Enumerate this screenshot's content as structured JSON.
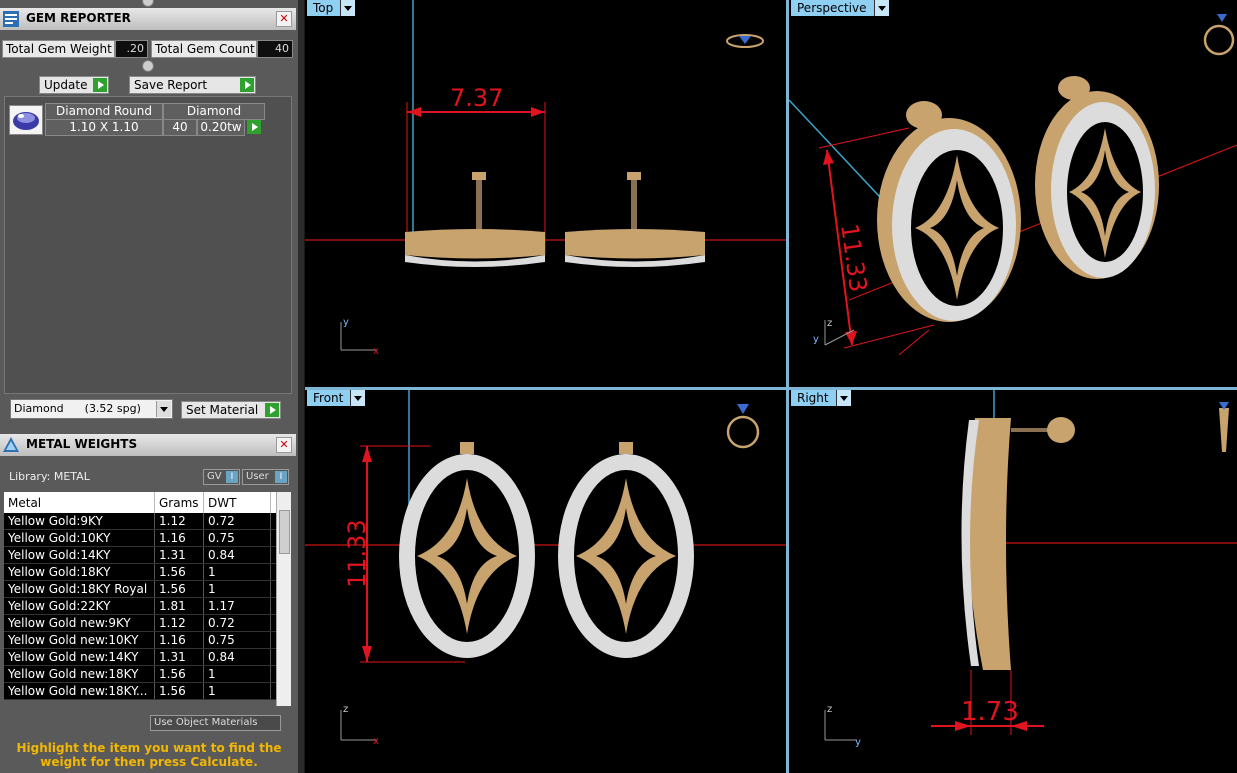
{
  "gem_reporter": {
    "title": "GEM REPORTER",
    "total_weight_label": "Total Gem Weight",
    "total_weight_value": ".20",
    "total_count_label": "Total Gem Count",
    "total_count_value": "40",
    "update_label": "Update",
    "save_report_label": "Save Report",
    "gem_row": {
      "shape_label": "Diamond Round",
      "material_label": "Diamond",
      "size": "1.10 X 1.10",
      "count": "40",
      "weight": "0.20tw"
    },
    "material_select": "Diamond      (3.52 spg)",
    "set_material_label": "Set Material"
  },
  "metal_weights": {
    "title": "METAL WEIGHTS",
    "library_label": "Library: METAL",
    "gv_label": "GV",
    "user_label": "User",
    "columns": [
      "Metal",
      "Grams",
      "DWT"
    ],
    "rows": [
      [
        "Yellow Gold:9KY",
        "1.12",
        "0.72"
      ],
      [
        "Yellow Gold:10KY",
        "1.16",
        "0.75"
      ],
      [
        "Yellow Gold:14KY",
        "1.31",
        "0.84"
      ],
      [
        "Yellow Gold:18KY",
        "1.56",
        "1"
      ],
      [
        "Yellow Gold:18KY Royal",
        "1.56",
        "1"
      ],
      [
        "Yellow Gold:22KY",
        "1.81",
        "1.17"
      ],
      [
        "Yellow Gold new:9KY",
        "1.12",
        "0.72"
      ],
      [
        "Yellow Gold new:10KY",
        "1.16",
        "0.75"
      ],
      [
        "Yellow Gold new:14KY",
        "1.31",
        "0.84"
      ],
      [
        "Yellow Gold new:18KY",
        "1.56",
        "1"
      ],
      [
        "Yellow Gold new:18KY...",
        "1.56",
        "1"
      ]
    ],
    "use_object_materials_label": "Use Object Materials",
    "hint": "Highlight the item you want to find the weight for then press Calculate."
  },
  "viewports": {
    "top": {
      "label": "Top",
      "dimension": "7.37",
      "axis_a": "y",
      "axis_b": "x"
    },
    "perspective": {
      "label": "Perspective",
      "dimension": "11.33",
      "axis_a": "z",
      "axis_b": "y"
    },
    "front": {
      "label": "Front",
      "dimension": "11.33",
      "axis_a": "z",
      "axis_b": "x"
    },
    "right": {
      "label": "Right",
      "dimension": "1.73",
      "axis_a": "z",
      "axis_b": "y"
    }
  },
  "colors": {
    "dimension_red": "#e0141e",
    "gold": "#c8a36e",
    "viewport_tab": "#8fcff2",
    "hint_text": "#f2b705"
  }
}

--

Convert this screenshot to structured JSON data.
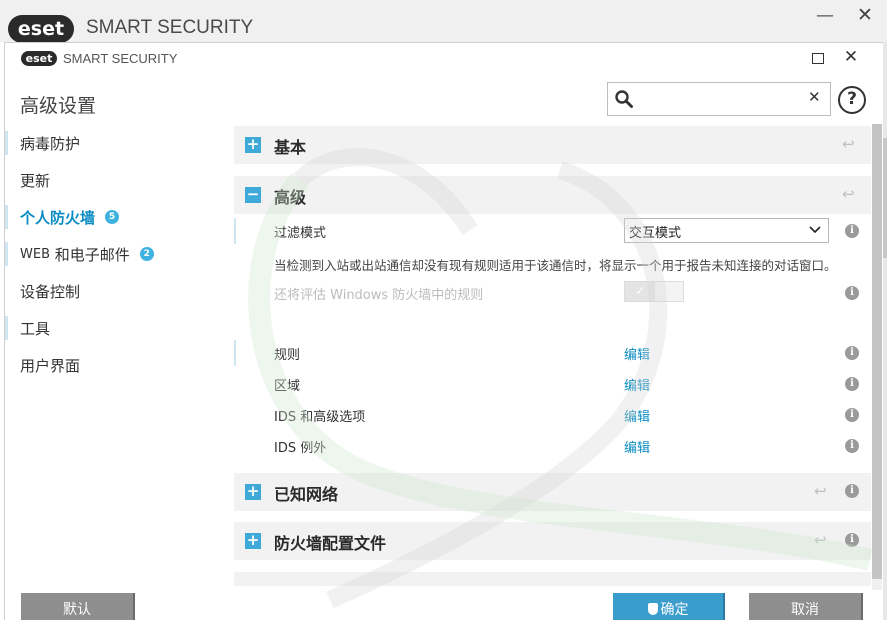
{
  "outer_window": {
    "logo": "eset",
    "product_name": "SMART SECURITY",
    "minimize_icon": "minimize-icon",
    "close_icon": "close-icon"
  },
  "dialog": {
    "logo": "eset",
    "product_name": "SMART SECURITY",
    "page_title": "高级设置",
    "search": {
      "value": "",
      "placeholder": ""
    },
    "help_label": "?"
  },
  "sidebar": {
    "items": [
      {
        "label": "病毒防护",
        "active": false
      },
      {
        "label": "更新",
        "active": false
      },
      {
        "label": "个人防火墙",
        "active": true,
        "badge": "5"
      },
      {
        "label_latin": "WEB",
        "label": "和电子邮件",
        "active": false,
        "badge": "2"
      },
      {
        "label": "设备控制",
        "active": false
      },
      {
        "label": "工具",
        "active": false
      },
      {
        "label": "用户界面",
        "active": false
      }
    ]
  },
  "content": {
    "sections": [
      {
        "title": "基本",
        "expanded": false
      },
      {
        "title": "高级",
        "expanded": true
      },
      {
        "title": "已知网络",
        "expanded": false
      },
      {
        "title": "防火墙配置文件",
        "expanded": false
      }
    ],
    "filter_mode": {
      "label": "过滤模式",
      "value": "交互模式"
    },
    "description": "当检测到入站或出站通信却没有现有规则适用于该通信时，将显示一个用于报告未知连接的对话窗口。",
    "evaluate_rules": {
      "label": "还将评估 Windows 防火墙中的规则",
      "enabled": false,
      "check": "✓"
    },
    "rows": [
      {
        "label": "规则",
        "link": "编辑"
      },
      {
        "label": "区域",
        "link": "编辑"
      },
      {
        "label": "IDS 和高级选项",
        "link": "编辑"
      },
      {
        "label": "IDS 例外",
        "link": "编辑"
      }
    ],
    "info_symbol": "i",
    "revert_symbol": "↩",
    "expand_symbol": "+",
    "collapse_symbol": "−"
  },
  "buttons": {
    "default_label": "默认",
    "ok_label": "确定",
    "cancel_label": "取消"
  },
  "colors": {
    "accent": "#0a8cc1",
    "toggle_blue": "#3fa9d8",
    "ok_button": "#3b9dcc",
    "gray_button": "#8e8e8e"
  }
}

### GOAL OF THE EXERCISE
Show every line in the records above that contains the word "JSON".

### PROBLEM SOLUTION
Enumerate this screenshot's content as structured JSON.
Convert this screenshot to structured JSON data.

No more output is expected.